I managed to visit the Dada Hari Ni Vav, a great looking stepwell, located a little ways from the city center. I actually walked there after plenty of auto-rickshaw drivers didn’t know what it was (come on fellas, it’s supposed to be famous!). The closer I got though, I started meeting people who could point me in the right direction. After spending some time checking it out (it was eerily quiet as I descended the steps to the bottom of the well), I walked back and found some auto-rickshaws. I asked one of the drivers if he could take me to the supposedly ‘world-famous’ (guidebook famous but not locally famous I suppose) Calico Textile Museum. The guy looked a little lost but told me to hop on. I figured maybe he did know where it was.
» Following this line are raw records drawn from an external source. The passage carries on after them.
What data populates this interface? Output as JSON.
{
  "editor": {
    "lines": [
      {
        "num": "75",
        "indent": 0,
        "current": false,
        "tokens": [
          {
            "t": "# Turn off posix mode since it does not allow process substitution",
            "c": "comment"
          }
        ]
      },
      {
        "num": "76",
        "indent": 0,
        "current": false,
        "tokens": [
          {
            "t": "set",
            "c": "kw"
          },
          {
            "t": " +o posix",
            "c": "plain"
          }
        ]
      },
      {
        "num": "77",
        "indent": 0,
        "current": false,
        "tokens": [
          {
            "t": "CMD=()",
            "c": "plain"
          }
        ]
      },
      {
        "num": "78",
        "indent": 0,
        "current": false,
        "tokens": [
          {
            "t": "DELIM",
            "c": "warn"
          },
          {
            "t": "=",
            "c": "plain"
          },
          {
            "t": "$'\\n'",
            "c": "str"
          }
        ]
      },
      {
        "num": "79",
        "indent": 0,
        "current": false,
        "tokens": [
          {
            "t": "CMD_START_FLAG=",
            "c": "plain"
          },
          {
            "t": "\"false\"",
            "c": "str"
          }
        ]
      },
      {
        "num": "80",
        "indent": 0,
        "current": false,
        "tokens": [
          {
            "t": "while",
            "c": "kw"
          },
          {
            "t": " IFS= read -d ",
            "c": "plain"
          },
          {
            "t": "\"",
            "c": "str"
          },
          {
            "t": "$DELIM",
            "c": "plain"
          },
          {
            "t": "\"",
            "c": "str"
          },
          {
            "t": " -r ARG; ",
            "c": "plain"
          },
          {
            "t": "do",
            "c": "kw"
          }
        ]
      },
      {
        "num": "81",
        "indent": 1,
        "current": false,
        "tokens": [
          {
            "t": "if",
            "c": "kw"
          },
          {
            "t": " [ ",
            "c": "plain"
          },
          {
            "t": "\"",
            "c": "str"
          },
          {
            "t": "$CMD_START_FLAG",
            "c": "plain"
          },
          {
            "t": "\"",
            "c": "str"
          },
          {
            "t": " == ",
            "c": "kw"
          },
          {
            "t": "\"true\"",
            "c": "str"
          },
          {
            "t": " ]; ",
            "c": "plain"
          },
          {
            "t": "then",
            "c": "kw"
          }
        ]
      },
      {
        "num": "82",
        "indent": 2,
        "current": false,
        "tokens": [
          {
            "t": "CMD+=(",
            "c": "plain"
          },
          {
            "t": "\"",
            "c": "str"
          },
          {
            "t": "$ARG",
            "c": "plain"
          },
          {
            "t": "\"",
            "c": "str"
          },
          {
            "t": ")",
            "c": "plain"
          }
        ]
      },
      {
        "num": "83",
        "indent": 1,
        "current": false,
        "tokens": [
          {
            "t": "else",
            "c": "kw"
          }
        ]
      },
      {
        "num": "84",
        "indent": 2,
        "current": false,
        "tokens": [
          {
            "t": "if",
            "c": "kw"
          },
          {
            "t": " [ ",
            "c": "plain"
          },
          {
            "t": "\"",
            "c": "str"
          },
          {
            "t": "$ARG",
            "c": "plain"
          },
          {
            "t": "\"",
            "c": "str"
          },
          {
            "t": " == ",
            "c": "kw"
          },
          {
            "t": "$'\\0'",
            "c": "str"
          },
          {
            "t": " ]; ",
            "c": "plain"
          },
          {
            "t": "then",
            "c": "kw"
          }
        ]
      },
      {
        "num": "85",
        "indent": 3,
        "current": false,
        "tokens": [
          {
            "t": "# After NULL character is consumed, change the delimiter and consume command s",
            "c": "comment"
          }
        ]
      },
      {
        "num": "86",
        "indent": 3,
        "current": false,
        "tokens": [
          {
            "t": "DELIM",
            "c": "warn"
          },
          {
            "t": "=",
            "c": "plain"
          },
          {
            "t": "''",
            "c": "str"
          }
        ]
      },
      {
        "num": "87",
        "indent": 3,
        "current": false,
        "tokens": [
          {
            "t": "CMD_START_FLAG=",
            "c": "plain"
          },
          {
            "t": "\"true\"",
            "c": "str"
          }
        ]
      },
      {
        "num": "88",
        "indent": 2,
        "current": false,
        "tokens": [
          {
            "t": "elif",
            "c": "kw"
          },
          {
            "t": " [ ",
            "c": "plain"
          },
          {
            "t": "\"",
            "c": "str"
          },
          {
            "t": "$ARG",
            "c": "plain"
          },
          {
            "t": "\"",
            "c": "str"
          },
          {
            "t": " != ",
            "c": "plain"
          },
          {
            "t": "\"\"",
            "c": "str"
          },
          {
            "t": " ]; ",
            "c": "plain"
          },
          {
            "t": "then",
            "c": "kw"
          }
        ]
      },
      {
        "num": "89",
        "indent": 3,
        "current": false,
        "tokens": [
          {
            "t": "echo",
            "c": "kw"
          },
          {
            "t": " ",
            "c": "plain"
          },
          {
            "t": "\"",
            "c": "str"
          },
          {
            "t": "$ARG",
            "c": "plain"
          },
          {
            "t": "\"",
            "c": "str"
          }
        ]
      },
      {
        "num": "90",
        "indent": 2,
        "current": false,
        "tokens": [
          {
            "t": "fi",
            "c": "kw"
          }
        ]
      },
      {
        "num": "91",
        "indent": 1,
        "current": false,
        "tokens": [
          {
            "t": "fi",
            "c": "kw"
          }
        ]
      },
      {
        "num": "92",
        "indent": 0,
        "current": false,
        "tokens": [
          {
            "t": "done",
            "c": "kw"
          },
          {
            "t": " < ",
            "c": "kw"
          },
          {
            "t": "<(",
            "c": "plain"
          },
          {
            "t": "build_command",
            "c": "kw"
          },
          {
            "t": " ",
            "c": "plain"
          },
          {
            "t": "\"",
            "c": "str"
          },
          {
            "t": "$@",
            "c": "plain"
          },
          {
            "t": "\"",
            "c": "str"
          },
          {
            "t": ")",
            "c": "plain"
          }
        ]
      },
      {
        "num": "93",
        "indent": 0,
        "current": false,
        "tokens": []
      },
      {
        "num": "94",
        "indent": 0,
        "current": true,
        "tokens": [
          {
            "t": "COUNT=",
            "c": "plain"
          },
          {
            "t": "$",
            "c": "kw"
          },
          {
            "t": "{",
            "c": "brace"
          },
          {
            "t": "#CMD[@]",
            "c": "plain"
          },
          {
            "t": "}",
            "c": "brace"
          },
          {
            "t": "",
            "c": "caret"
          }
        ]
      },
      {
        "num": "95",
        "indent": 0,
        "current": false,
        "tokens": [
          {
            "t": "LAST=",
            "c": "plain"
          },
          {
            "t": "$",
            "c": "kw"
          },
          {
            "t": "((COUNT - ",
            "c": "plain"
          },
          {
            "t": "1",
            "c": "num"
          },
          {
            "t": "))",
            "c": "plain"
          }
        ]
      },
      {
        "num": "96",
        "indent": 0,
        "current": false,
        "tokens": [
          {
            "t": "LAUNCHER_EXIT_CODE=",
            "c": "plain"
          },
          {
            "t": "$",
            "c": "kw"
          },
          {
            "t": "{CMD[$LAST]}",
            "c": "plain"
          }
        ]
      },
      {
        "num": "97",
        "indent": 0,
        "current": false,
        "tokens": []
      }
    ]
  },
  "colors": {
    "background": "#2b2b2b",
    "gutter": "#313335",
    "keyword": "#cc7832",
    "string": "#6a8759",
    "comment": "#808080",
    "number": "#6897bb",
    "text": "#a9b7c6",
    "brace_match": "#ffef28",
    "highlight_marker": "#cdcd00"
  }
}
I also wanted to do an experiment – use the meter instead of agreeing on a price beforehand. So he set up his meter and off he went.
Based on the map in my book, it was supposed to be relatively close. I started getting suspicious when he drove around, stopped here and there to ask people on the street for directions, then driving in what I thought to be circles. When he started crossing the Subash Bridge, that’s when I knew he was truly lost. Not only that, he had run up the meter as well. I told him to stop and let me get off, which he did. The meter read ‘160 rupees’ – ludicrous, as most trips are around 30-50 rupees. Why did I not act sooner? I had faith that he would get me there and I didn’t realize the meter ran up that fast. I pulled out 50 rupees and told him that’s all he was going to get because he was trying to scam me. We ended up getting into a slightly heated argument about how much I was giving him. He tried to pull a few street vendors into the mix, pleading his case with them and I was trying to do the same, albeit without much success as those fellas couldn’t really understand English. We finally pulled in a street vendor who could speak some English who also knew where the Calico Textile Museum was. The driver and I agreed on 20 more rupees for him to get off my back and me hoping he would drive off a cliff. I walked all the way to the museum and barely missed the 10:30 am tour. What’s worst of all is that, no matter what time I arrived, I probably would’ve missed out as the tour was booked full for that day but the day ahead as well. A French couple there and myself tried pleading to the front office to let us in that day as we weren’t staying very long but they were staunch. So after all that, I didn’t get anything out of it. At least the next auto-rickshaw driver knew where Gandhi Sabarmathi Ashram was so I got to enjoy a little glimpse of Gandhi’s years in Ahmedabad, doing his thing.